--- Provided data Enclosed Below ---

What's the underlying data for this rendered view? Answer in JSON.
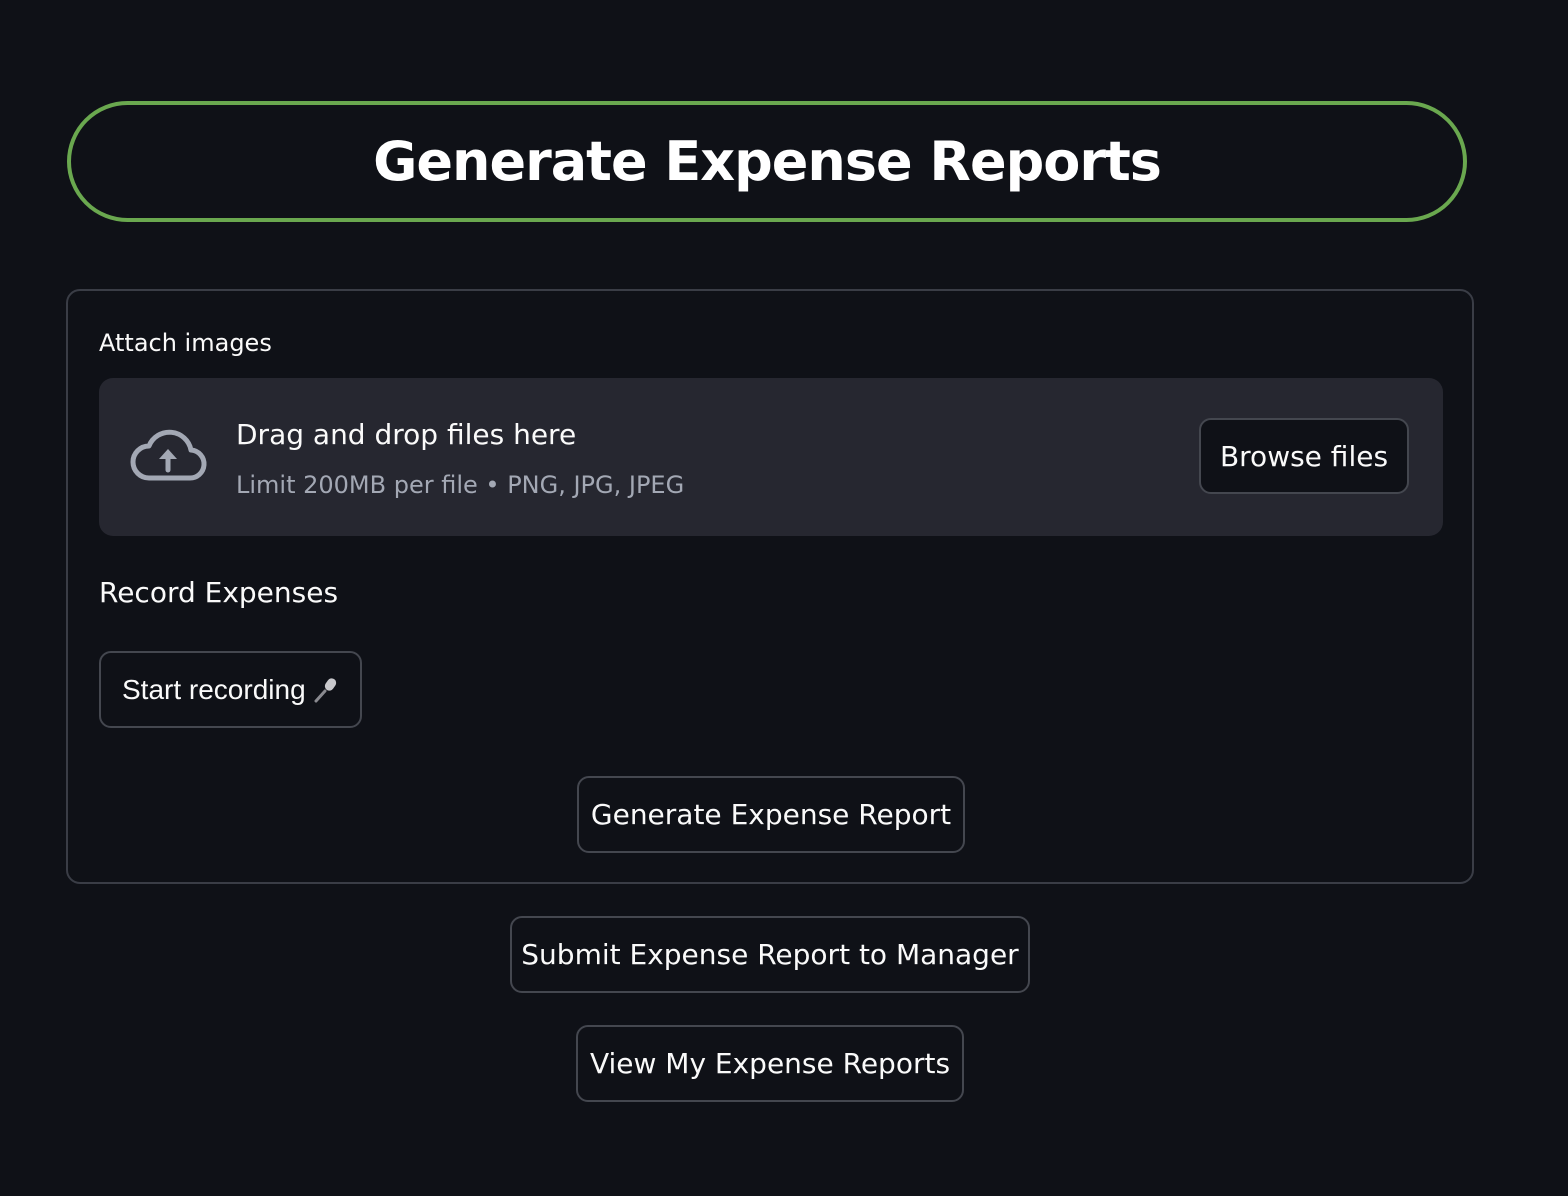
{
  "header": {
    "title": "Generate Expense Reports",
    "accent_color": "#6aa84f"
  },
  "uploader": {
    "label": "Attach images",
    "icon": "cloud-upload-icon",
    "dropzone_title": "Drag and drop files here",
    "dropzone_subtitle": "Limit 200MB per file • PNG, JPG, JPEG",
    "browse_label": "Browse files"
  },
  "recorder": {
    "label": "Record Expenses",
    "button_label": "Start recording",
    "button_icon": "microphone-icon"
  },
  "actions": {
    "generate_label": "Generate Expense Report",
    "submit_label": "Submit Expense Report to Manager",
    "view_label": "View My Expense Reports"
  },
  "colors": {
    "background": "#0f1117",
    "dropzone_bg": "#262730",
    "border": "#44474f"
  }
}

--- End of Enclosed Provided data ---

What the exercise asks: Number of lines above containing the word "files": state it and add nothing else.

Exercise answer: 2